  6. barbara Hegermiller

    Your vast study of military history is only second to your ability to synthesize and share this insight in unpretentious easy to understand terms. thanks for keeping us interested and informed.

  7. I think you have to supply ukraine as much as possible b/c the longer this drags on, the more russian resources are zapped, and the less aggressive china will be towards taiwan. In the mean time open up production here, reengage Venezuela and if necessarily intervene militarily to overthrow Maduro if he won’t cooperate. All options are on the table. Venezuela should be a US puppet state holding 20% of the world’s oil reserves

  8. DWSWesVirginny

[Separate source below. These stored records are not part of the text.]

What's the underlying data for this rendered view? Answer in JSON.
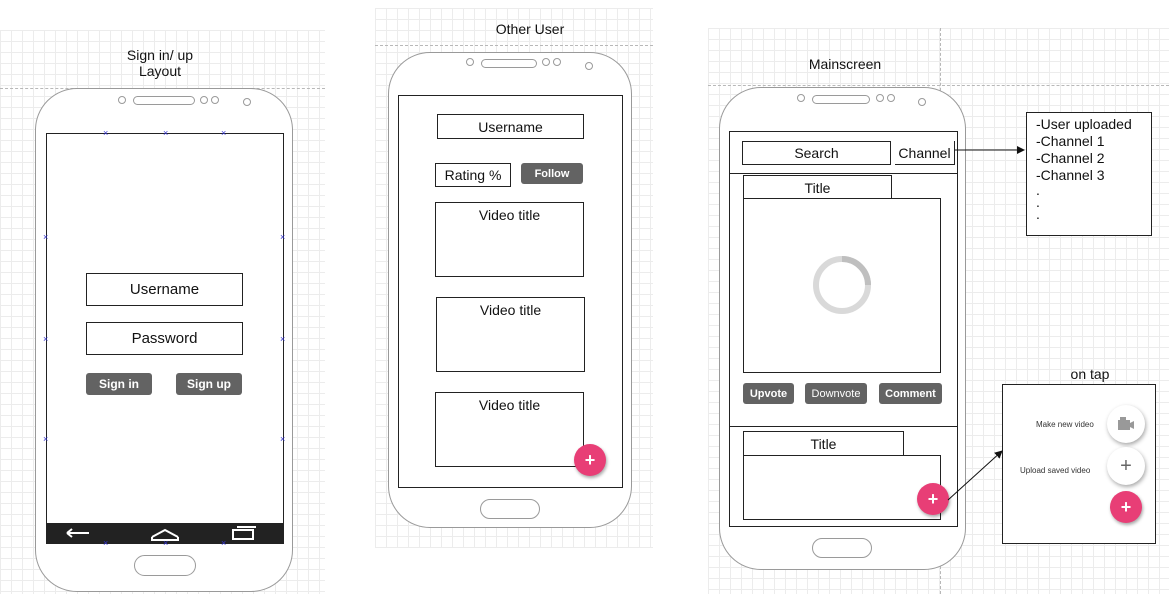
{
  "signin": {
    "title_line1": "Sign in/ up",
    "title_line2": "Layout",
    "username": "Username",
    "password": "Password",
    "signin_btn": "Sign in",
    "signup_btn": "Sign up"
  },
  "other_user": {
    "title": "Other User",
    "username": "Username",
    "rating": "Rating %",
    "follow_btn": "Follow",
    "video_titles": [
      "Video title",
      "Video title",
      "Video title"
    ],
    "fab": "+"
  },
  "mainscreen": {
    "title": "Mainscreen",
    "search": "Search",
    "channel": "Channel",
    "tab1": "Title",
    "tab2": "Title",
    "upvote": "Upvote",
    "downvote": "Downvote",
    "comment": "Comment",
    "fab": "+"
  },
  "channel_list": {
    "items": [
      "-User uploaded",
      "-Channel 1",
      "-Channel 2",
      "-Channel 3",
      ".",
      ".",
      "."
    ]
  },
  "on_tap": {
    "title": "on tap",
    "make_new": "Make new video",
    "upload_saved": "Upload saved video",
    "fab": "+",
    "plus": "+"
  },
  "colors": {
    "fab": "#e83e76",
    "button": "#636363",
    "outline": "#9a9a9a"
  }
}
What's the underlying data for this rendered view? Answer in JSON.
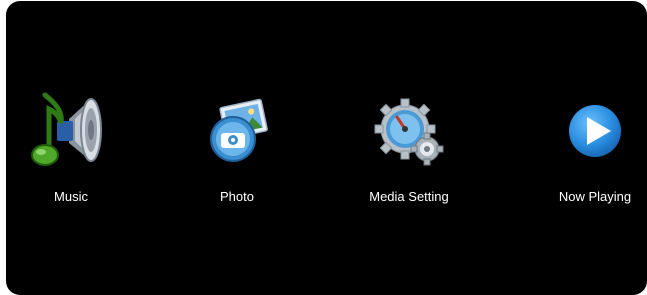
{
  "menu": {
    "items": [
      {
        "label": "Music",
        "icon": "music-speaker-icon"
      },
      {
        "label": "Photo",
        "icon": "photo-camera-icon"
      },
      {
        "label": "Media Setting",
        "icon": "media-setting-gear-icon"
      },
      {
        "label": "Now Playing",
        "icon": "play-button-icon"
      }
    ]
  },
  "colors": {
    "background": "#000000",
    "label_text": "#ffffff",
    "music_note": "#3a8c1e",
    "photo_blue": "#3a8fd0",
    "play_blue": "#2a8ee0"
  }
}
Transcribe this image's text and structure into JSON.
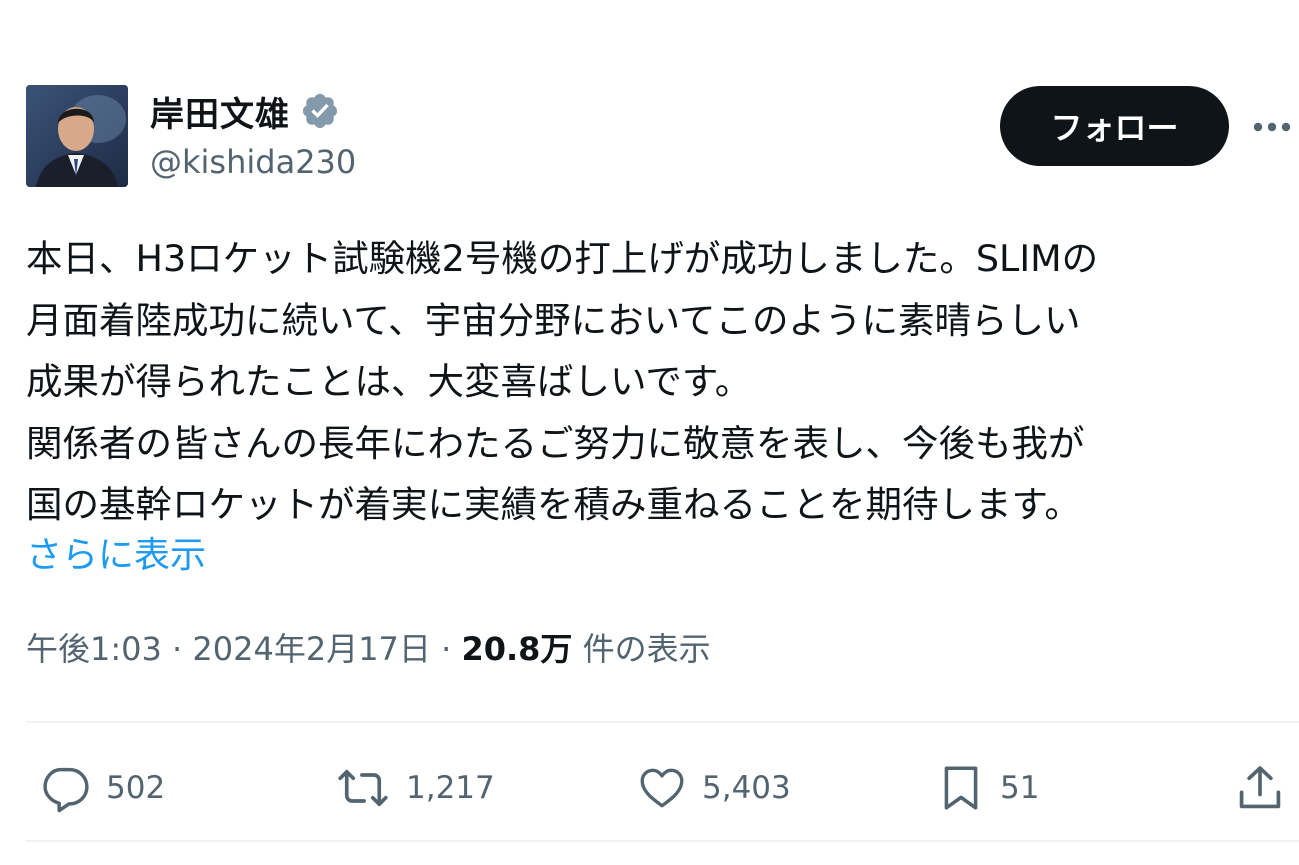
{
  "author": {
    "name": "岸田文雄",
    "handle": "@kishida230",
    "verified_color": "#829aab"
  },
  "follow_button": {
    "label": "フォロー"
  },
  "more_menu": {
    "icon": "more-horizontal-icon"
  },
  "tweet": {
    "text": "本日、H3ロケット試験機2号機の打上げが成功しました。SLIMの\n月面着陸成功に続いて、宇宙分野においてこのように素晴らしい\n成果が得られたことは、大変喜ばしいです。\n関係者の皆さんの長年にわたるご努力に敬意を表し、今後も我が\n国の基幹ロケットが着実に実績を積み重ねることを期待します。",
    "show_more": "さらに表示"
  },
  "meta": {
    "time": "午後1:03",
    "sep1": " · ",
    "date": "2024年2月17日",
    "sep2": " · ",
    "views_count": "20.8万",
    "views_label": " 件の表示"
  },
  "actions": {
    "reply": {
      "icon": "reply-icon",
      "count": "502"
    },
    "retweet": {
      "icon": "retweet-icon",
      "count": "1,217"
    },
    "like": {
      "icon": "heart-icon",
      "count": "5,403"
    },
    "bookmark": {
      "icon": "bookmark-icon",
      "count": "51"
    },
    "share": {
      "icon": "share-icon"
    }
  },
  "colors": {
    "text": "#0f1419",
    "secondary": "#536471",
    "link": "#1d9bf0",
    "follow_bg": "#0f1419"
  }
}
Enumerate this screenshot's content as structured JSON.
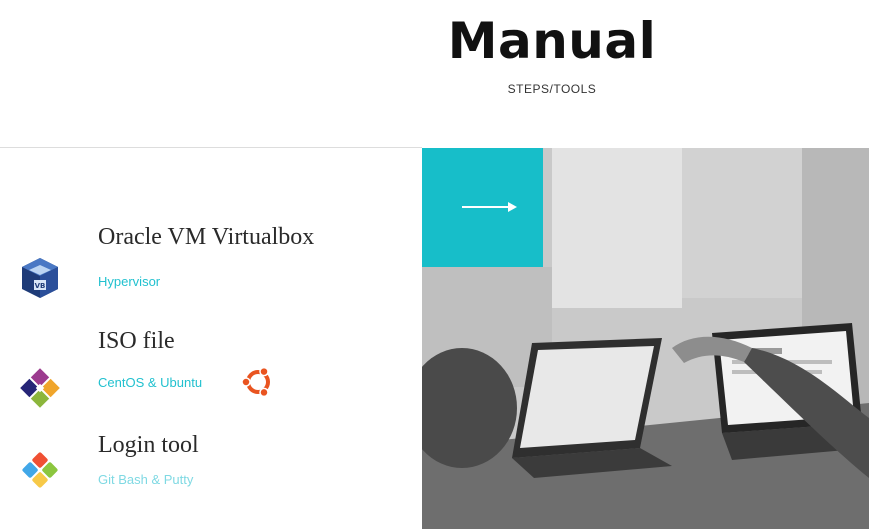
{
  "header": {
    "title": "Manual",
    "subtitle": "STEPS/TOOLS"
  },
  "items": [
    {
      "title": "Oracle VM Virtualbox",
      "subtitle": "Hypervisor",
      "icon": "virtualbox-icon"
    },
    {
      "title": "ISO file",
      "subtitle": "CentOS & Ubuntu",
      "icon": "centos-icon",
      "extra_icon": "ubuntu-icon"
    },
    {
      "title": "Login tool",
      "subtitle": "Git Bash & Putty",
      "icon": "git-icon"
    }
  ],
  "hero": {
    "arrow_icon": "arrow-right-icon",
    "image": "people-with-laptops-photo"
  },
  "colors": {
    "accent": "#17bec9",
    "link": "#22c1cf"
  }
}
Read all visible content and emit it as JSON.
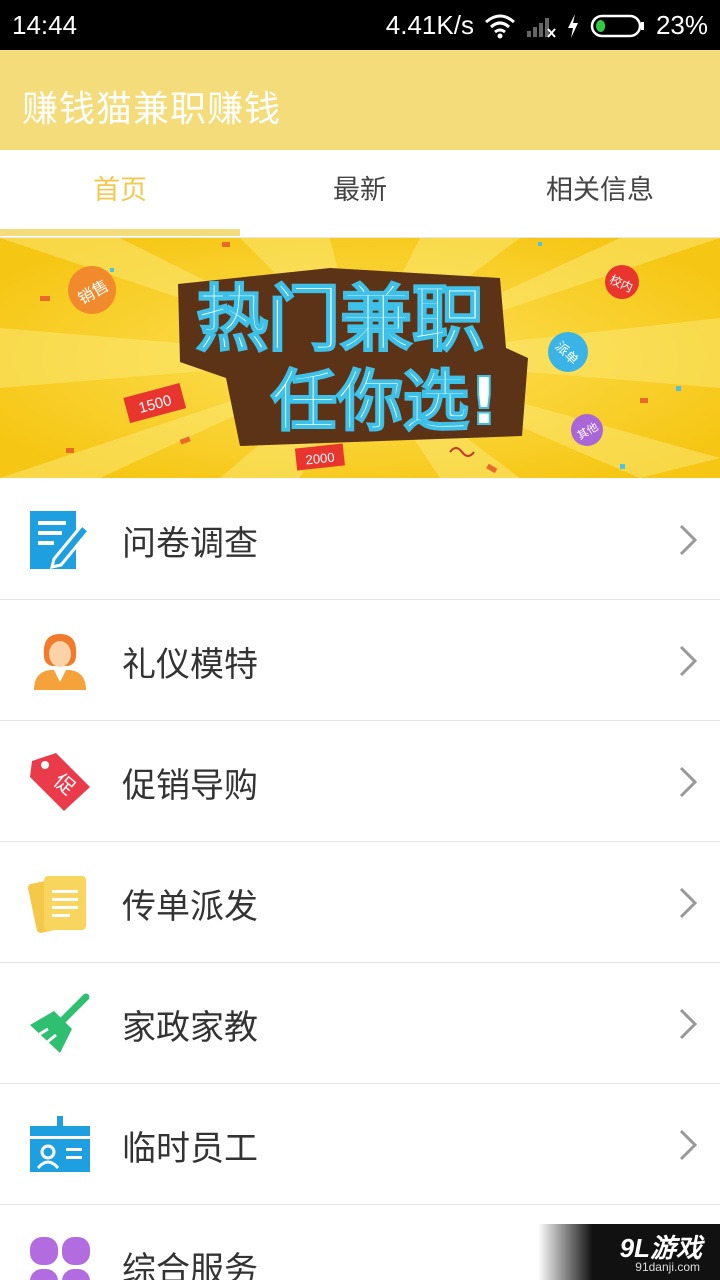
{
  "status_bar": {
    "time": "14:44",
    "network_speed": "4.41K/s",
    "battery_percent": "23%",
    "battery_level": 0.23,
    "icons": [
      "wifi-icon",
      "signal-icon",
      "charging-icon",
      "battery-icon"
    ]
  },
  "app_bar": {
    "title": "赚钱猫兼职赚钱",
    "color": "#f5dc7a"
  },
  "tabs": [
    {
      "label": "首页",
      "active": true
    },
    {
      "label": "最新",
      "active": false
    },
    {
      "label": "相关信息",
      "active": false
    }
  ],
  "banner": {
    "line1": "热门兼职",
    "line2": "任你选!",
    "badges": [
      "销售",
      "校内",
      "派单",
      "其他"
    ],
    "tickets": [
      "1500",
      "2000"
    ]
  },
  "categories": [
    {
      "label": "问卷调查",
      "icon": "survey-icon"
    },
    {
      "label": "礼仪模特",
      "icon": "model-icon"
    },
    {
      "label": "促销导购",
      "icon": "promo-tag-icon",
      "icon_text": "促"
    },
    {
      "label": "传单派发",
      "icon": "flyer-icon"
    },
    {
      "label": "家政家教",
      "icon": "broom-icon"
    },
    {
      "label": "临时员工",
      "icon": "id-card-icon"
    },
    {
      "label": "综合服务",
      "icon": "grid-icon"
    }
  ],
  "watermark": {
    "logo": "9L游戏",
    "url": "91danji.com"
  }
}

    During the days of the former Soviet Union, we lived with a Ukraine bound to the communist regime. We did so because to dislodge it would have been more catastrophic. Besides it was a regional issue that was more of a family dispute than an international dilemma. Allowing Ukraine to be thus bound was a Hobson’s Choice, perhaps, but in this fallen world it was the best that could be achieved. We wished that it would be otherwise.

    But that was a time when Western leaders and intellectuals were far less Utopian. Such people today have been raised to believe that the proper application of expertise and force can bring about an Earthly millennium. So the fact is that we are getting ourselves into this conflict for the same reason we promulgated and submitted to lockdowns and other COVID strictures: out of a believe that we can become exempt from the baleful consequences of plagues.

Leave a Comment

Your email address will not be published.